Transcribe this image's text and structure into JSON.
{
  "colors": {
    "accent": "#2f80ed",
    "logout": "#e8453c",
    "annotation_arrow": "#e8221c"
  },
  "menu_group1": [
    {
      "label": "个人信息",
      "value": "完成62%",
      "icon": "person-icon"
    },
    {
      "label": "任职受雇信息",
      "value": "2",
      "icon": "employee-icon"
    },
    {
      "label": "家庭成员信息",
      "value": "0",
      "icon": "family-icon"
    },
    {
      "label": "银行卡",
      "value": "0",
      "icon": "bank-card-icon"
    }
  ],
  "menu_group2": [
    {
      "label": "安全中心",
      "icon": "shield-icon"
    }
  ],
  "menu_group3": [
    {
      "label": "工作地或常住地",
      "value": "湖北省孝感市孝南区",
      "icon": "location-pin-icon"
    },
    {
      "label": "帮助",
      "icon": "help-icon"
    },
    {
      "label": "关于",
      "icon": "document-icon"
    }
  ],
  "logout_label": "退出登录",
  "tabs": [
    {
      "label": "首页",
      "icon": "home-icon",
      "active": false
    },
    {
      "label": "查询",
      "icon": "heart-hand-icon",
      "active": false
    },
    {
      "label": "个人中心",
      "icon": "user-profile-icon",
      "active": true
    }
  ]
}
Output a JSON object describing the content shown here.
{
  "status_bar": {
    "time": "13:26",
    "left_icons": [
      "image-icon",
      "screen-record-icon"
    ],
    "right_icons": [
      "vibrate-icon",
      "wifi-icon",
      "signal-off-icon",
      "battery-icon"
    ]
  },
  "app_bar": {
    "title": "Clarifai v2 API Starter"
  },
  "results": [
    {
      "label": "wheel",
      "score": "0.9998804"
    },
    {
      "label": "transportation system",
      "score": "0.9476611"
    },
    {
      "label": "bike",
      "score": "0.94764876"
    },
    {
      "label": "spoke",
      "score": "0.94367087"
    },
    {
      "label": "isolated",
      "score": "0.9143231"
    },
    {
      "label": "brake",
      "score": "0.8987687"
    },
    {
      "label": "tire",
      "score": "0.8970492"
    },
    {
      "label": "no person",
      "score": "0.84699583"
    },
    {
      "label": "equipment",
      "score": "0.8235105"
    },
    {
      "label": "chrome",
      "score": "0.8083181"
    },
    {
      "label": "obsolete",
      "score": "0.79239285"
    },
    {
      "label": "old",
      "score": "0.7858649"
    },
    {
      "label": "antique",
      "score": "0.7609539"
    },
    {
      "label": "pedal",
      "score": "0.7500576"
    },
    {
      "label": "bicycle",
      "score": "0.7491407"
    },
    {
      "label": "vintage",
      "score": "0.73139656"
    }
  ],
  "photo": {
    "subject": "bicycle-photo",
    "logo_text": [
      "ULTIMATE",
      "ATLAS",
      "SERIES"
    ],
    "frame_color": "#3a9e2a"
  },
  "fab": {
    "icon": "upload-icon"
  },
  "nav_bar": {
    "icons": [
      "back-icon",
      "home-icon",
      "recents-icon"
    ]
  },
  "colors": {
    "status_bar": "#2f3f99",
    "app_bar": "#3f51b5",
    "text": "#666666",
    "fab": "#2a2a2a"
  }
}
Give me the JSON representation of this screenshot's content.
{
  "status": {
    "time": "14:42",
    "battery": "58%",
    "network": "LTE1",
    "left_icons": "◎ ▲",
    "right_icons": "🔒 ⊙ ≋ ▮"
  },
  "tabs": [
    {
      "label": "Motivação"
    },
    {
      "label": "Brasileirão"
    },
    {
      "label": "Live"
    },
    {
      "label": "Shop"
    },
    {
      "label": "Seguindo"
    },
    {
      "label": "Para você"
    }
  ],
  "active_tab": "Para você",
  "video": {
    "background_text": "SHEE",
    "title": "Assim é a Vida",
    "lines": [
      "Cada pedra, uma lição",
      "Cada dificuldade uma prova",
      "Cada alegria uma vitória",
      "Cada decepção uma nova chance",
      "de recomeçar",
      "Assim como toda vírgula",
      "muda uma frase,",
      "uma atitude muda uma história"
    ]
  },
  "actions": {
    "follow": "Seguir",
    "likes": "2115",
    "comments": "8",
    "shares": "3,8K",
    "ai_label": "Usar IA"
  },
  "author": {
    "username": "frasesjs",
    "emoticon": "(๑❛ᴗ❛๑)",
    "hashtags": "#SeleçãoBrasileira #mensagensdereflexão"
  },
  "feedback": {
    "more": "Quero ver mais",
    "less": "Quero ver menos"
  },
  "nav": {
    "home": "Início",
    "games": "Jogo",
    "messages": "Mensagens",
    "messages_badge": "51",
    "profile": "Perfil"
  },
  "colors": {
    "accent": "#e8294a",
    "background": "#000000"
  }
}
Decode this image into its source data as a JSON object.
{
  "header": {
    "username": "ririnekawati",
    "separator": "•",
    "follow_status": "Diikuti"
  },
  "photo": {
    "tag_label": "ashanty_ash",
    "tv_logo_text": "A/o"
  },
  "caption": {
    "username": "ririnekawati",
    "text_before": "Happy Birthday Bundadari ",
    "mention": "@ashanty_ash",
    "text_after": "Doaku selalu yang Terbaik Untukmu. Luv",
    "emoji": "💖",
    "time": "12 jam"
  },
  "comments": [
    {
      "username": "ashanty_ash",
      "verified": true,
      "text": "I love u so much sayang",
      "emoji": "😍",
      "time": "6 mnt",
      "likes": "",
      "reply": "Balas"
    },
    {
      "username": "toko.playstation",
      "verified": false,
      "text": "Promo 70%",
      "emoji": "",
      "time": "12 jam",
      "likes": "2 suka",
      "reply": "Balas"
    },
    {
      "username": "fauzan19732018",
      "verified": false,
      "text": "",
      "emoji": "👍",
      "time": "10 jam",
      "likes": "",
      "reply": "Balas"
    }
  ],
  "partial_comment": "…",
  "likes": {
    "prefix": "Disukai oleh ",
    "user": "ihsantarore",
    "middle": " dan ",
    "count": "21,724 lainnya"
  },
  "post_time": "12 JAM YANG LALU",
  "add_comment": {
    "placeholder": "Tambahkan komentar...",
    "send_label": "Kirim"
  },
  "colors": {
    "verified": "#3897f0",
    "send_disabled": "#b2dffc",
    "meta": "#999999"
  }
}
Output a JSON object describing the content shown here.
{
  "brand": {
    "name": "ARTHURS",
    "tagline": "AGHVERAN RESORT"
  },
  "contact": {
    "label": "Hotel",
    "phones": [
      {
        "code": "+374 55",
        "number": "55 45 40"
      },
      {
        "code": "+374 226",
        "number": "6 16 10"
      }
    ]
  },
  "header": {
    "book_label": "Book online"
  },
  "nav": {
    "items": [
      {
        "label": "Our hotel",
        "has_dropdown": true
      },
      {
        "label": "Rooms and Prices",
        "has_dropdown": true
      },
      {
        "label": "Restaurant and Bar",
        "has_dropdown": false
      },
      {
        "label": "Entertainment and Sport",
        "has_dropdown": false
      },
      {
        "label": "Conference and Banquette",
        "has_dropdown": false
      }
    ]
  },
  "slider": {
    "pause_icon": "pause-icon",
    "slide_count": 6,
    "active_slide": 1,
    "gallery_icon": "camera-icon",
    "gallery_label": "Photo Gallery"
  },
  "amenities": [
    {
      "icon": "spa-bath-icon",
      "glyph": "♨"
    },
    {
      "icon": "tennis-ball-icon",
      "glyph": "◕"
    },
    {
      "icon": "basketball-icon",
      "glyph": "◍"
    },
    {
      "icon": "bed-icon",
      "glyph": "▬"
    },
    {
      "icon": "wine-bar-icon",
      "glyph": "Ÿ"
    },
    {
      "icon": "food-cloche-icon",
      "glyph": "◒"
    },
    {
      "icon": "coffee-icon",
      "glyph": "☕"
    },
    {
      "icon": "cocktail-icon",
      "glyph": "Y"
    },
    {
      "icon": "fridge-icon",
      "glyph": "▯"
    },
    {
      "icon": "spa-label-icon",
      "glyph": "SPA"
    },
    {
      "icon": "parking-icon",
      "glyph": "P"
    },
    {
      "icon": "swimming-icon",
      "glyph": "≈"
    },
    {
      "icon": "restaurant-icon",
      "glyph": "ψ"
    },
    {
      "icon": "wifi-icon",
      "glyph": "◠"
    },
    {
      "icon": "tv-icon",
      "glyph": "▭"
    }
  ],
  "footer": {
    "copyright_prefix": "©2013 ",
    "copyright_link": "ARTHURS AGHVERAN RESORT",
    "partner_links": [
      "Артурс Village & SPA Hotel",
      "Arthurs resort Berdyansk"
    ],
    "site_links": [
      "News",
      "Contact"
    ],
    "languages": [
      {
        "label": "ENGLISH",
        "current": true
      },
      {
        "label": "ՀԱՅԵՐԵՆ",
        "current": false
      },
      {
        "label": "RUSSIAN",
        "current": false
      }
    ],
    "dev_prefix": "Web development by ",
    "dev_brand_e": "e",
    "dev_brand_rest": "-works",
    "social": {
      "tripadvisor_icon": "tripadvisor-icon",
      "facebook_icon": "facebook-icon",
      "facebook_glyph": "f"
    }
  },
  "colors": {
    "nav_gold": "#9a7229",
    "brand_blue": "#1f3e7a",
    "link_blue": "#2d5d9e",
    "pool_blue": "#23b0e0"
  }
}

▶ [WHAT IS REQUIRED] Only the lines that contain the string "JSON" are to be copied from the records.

▶ [EXERCISE RESPONSE]
Transcribe this image's text and structure into JSON.
Output a JSON object describing the content shown here.
Give me the JSON representation of this screenshot's content.
Decode this image into its source data as a JSON object.
Output a JSON object describing the content shown here.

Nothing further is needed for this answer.